    • circa 1350, Midland Prose Psalter
      Blessed be the man that.. ne set nowt in false judgement. Ake his will was in the will of our Lord.
    • circa 1390, Walter Hilton, On the Mixed Life
      This thought is good.. ake if a man may not lightly have salvation ne devotion in it, I hold it not speedful.
    • approx. 1450, South English Legendary: Temporale
      It ... rotted fast; ake that flesh and that blood rotteth never-more.

Etymology 2

From Old English eċe.

Noun

ake

  1. Alternative form of ache (aching)

Norwegian Nynorsk

Alternative forms

  • aka

Etymology

From Old Norse aka, from Proto-Germanic *akaną, from Proto-Indo-European *h₂éǵeti, from the root *h₂eǵ- (to drive). Doublet of åka.

Pronunciation

  • IPA(key): /²ɑː.kə/ (example of pronunciation)

Verb

ake (present tense akar or ek, past tense aka or ok, supine aka or eke, past participle aka or eken, present participle akande, imperative ak)

  1. to glide, slide slowly
  2. to glide on a sledge

References

  • “ake” in The Nynorsk Dictionary.

Ratahan

Etymology

From Proto-Sangiric *ake. Often compared with Ternate ake.

Noun

ake

  1. water

References

  • J. N. Sneddon, The Languages of Minahasa, North Celebes (1970)
  • J. N. Sneddon, Proto-Sangiric & the Sangiric Languages (1984), page 61

Swahili

Pronunciation

Adjective

-ake (declinable)

  1. his/her/its (third-person singular possessive adjective)
  2. their (third-person plural inanimate possessive adjective)

Inflection

See also


Ternate

Etymology

From Proto-North Halmahera *aker (water).

Pronunciation

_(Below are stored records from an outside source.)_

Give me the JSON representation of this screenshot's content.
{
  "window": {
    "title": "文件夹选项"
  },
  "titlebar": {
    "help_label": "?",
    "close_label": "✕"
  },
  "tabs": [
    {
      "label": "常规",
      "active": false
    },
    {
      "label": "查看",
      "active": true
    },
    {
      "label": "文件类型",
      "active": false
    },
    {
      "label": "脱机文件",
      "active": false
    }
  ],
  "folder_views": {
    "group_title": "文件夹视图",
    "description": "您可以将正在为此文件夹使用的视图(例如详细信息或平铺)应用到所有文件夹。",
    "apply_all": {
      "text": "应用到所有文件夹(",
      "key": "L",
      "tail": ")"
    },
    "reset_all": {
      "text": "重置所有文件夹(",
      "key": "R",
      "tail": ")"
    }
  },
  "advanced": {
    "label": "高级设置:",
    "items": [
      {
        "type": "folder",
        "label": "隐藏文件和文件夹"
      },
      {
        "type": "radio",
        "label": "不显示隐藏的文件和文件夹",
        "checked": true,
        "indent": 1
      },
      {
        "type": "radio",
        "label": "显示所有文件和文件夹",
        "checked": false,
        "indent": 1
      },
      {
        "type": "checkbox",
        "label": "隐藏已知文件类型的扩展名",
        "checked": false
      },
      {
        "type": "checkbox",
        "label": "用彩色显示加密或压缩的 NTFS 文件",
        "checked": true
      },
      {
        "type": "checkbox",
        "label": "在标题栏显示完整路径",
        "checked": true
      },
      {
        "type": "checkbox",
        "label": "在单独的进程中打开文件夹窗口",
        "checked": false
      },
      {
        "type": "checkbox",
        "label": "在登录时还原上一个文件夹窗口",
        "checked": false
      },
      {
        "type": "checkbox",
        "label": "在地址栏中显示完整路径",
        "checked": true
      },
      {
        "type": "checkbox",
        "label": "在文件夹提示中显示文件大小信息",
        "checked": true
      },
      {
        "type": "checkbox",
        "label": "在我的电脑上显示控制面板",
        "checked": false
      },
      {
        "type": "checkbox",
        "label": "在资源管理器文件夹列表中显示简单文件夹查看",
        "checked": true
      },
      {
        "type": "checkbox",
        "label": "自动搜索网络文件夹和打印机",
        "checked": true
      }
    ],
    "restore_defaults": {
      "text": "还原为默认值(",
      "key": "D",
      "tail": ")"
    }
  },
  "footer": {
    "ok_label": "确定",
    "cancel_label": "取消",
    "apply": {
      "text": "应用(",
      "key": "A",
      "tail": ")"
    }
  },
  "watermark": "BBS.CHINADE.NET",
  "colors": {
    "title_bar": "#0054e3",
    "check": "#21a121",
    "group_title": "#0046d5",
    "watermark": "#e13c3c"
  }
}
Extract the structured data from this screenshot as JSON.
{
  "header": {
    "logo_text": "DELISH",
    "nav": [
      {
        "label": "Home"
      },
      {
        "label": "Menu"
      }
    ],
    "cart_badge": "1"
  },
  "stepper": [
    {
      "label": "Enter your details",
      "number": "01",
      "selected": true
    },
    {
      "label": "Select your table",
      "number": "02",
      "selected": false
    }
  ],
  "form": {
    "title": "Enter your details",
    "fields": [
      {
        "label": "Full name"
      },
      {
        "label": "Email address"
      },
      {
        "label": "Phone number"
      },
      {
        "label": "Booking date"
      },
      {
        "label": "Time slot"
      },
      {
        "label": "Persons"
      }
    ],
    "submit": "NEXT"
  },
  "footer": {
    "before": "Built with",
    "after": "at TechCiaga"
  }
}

  • IPA(key): [ˈa.ke]

Noun

ake

  1. water

References

  • Yuiti Wada, Correspondance of Consonants in North Halmahera Languages (1980)
  • Rika Hayami-Allen (2001) A descriptive study of the language of Ternate, the northern Moluccas, Indonesia, University of Pittsburgh

Tidore

Etymology

From Proto-North Halmahera *aker (water).

Noun

ake

  1. water

References

  • Possessive clauses in East Nusantara, the case of Tidore, in The Expression of Possession (2009, →ISBN
  • Donald A. Burquest, Wyn D. Laidig, Descriptive studies in languages of Maluku, volume 2 (1995), page 52

Source: wiktionary.org
  • to endure a dull lasting pain.
    (source: Collins Scrabble Dictionary)